Willick v. Continental Casualty
Ruth Willick was disabled due to a psychiatric condition. But when she submitted her claim to the Continental Casualty Company (which had been taken over by Hartford), the insurer kept looking for some reason to deny her benefits. Initially, the insurer denied benefits because–based on a "file review" by a physician who had never treated, examined, or even met Ms. Willick–it contended she wasn’t disabled.
When Ms. Willick appealed this decision with substantial new evidence of disability, Hartford turned to a company which calls itself University Disability Consortium (UDC). In spite of its name, UDC isn’t associated with an actual University, rather it appears to exist to give insurance companies cover to deny disability claims. Ms. Willick’s medical records were reviewed by two UDC physicians (one of whom pretended to be–but was not–board certified).
The evidence of disability was so compelling that not even these tame physicians could dispute it. However UDC’s physician cherry-picked the record and found a couple of treatment notes saying that Ms. Willick was improving or her mood was temporarily better. Hartford relied on these two notes–neither of which was from Ms. Willick’s treating psychiatrist–and claimed that Ms. Willick had recovered before any benefits were due.
When we took Hartford and Continental Casualty to Court, Judge King was not impressed.
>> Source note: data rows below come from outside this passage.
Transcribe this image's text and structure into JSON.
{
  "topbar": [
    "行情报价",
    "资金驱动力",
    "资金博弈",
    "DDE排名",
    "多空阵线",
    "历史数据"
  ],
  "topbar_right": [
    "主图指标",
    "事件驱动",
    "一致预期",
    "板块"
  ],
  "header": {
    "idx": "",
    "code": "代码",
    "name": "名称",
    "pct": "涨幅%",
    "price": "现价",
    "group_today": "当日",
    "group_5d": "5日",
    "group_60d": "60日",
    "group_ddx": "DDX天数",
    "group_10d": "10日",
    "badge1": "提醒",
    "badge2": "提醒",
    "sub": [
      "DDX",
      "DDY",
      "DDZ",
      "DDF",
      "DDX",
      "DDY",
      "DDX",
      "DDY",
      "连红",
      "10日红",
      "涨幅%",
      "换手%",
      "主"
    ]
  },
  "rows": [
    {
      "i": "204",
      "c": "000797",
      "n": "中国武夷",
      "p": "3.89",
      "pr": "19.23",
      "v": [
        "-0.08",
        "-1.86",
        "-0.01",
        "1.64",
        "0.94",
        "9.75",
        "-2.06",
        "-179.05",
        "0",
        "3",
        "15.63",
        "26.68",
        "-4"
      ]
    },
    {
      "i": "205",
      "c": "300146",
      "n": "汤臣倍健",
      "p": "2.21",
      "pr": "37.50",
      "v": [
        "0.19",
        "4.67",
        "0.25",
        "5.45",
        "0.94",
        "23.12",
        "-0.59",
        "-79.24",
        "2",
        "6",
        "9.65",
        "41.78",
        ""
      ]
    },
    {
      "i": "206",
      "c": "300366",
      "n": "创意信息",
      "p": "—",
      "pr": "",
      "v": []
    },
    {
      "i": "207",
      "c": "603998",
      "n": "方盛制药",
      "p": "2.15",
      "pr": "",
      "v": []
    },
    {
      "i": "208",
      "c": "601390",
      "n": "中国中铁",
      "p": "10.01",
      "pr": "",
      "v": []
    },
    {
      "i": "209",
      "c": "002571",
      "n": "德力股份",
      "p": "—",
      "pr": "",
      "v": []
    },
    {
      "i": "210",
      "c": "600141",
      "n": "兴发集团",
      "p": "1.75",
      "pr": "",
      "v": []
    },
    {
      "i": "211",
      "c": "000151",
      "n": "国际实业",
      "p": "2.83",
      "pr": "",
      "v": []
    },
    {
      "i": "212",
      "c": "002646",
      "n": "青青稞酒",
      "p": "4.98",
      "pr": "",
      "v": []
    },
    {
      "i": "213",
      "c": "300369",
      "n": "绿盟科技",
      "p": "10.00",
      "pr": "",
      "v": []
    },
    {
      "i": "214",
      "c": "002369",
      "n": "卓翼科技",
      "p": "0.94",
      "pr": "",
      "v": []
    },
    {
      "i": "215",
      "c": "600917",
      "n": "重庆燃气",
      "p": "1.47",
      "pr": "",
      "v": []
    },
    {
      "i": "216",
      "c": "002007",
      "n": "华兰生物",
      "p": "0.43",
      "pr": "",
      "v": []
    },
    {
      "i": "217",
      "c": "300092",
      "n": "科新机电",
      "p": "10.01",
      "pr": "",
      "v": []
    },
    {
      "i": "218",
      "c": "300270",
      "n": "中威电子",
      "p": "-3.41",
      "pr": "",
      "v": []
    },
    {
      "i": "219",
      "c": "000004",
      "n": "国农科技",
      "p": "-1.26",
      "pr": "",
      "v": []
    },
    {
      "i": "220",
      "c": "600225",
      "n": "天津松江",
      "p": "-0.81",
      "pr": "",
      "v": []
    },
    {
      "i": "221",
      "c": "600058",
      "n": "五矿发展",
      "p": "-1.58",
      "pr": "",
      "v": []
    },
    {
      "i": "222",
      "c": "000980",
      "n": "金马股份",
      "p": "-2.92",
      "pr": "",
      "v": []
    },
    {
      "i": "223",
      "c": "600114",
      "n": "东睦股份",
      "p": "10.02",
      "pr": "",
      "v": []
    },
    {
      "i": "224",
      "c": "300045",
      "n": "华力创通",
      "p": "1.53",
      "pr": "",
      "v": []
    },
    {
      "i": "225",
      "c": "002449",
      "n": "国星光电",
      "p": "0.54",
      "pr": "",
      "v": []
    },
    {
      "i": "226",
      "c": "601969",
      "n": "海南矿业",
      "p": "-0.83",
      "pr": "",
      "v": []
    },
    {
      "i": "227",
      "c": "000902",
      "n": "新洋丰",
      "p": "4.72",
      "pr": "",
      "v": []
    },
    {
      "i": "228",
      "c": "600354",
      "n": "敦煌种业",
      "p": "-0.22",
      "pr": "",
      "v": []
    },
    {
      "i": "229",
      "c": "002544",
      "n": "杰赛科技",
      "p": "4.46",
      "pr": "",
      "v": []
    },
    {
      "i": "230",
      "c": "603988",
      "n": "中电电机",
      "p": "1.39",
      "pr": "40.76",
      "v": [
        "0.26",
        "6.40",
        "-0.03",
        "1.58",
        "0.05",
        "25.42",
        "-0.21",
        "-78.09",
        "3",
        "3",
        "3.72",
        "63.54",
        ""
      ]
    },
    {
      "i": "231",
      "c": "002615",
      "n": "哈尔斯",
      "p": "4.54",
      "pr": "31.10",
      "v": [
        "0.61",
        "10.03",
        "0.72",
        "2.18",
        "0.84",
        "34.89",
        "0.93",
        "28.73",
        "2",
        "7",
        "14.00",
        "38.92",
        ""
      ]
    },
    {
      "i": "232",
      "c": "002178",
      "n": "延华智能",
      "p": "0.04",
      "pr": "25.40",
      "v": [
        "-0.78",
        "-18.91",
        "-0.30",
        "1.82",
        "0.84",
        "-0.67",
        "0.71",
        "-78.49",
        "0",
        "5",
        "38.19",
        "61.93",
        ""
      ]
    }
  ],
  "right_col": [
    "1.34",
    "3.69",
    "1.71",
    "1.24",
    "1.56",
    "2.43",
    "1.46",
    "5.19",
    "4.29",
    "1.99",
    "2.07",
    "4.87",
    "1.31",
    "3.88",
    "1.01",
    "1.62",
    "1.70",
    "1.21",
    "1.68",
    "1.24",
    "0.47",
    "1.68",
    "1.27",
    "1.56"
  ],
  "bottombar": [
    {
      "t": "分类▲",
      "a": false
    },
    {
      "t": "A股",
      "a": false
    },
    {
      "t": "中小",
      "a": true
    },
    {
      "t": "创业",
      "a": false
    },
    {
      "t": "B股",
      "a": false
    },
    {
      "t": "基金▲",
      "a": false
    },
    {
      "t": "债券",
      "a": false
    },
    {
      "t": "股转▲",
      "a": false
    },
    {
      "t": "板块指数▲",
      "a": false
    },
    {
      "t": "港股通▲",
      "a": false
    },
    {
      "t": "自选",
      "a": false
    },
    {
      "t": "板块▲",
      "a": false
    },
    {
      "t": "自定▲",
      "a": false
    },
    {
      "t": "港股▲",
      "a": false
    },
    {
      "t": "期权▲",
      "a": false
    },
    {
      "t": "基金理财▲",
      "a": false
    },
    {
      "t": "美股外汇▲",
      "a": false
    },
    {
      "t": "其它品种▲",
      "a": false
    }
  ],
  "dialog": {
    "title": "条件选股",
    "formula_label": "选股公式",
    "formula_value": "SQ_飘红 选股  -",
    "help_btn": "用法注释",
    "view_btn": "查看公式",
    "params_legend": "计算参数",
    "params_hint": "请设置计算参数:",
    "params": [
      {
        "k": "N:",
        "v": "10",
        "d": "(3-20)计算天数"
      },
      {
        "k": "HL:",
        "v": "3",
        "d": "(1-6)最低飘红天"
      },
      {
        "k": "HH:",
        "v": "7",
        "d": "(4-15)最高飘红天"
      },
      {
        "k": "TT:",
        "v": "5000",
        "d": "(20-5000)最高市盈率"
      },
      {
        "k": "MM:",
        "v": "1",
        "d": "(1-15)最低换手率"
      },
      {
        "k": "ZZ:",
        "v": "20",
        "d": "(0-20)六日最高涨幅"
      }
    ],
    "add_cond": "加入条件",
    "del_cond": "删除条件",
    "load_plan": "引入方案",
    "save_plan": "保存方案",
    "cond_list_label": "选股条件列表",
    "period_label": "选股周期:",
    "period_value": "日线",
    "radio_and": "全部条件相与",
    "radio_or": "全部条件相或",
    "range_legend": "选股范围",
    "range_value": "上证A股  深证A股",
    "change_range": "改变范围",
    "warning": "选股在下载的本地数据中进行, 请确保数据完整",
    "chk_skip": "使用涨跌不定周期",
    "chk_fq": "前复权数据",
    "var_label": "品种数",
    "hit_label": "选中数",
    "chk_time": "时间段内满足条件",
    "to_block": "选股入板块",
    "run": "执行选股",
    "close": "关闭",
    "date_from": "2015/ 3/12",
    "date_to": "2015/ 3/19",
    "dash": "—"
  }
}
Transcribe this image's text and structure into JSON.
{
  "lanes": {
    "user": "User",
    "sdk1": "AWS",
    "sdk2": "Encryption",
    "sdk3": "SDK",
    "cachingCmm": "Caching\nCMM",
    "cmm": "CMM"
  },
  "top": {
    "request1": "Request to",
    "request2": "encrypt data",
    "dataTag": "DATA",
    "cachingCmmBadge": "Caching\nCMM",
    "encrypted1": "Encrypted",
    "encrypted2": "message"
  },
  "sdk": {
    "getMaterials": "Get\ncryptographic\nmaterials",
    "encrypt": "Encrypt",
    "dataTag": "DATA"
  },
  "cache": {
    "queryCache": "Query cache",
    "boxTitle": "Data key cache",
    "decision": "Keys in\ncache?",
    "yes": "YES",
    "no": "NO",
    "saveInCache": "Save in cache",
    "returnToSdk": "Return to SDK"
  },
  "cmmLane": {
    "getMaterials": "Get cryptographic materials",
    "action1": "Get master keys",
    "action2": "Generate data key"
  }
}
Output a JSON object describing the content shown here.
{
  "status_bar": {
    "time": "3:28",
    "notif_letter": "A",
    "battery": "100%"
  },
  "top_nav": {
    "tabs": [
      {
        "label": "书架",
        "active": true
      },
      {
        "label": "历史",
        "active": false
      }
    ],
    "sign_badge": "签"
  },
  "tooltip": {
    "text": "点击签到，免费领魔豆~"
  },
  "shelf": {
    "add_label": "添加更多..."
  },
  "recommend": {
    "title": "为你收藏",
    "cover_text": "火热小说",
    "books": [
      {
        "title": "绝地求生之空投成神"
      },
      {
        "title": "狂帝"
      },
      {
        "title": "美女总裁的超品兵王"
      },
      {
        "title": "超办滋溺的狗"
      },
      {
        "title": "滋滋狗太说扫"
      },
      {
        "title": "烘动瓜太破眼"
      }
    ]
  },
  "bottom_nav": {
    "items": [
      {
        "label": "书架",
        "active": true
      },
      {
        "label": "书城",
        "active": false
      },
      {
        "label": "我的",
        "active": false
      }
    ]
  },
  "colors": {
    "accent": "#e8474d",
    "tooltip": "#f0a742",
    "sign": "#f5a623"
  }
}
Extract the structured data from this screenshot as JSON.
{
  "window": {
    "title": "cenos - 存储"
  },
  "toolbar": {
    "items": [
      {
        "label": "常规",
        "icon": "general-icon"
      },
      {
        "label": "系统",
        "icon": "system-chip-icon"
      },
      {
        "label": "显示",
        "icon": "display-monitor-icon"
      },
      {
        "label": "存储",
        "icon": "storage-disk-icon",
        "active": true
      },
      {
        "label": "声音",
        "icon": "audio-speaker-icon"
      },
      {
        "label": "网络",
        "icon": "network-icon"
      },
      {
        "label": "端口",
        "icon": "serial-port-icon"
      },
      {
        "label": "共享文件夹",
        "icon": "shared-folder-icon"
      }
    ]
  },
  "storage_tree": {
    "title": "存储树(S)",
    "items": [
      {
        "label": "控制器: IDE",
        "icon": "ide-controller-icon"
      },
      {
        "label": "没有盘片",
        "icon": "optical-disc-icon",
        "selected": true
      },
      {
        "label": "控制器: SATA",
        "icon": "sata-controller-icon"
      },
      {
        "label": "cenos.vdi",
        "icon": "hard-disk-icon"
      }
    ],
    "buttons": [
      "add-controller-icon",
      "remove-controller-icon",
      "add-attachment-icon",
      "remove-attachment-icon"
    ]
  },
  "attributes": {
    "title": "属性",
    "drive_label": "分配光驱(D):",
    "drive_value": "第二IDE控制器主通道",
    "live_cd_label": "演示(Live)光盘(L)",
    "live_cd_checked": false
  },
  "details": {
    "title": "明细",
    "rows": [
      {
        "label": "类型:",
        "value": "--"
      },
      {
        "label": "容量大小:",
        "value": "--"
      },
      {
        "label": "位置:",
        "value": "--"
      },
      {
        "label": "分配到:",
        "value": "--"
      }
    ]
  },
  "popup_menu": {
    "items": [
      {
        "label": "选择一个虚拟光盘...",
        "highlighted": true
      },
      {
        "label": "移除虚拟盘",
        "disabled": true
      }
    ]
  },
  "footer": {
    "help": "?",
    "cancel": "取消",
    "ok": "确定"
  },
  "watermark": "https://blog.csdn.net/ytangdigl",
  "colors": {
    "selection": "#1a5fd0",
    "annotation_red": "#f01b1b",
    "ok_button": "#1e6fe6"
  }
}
Here is Judge King’s Opinion giving judgment to Ruth Willick.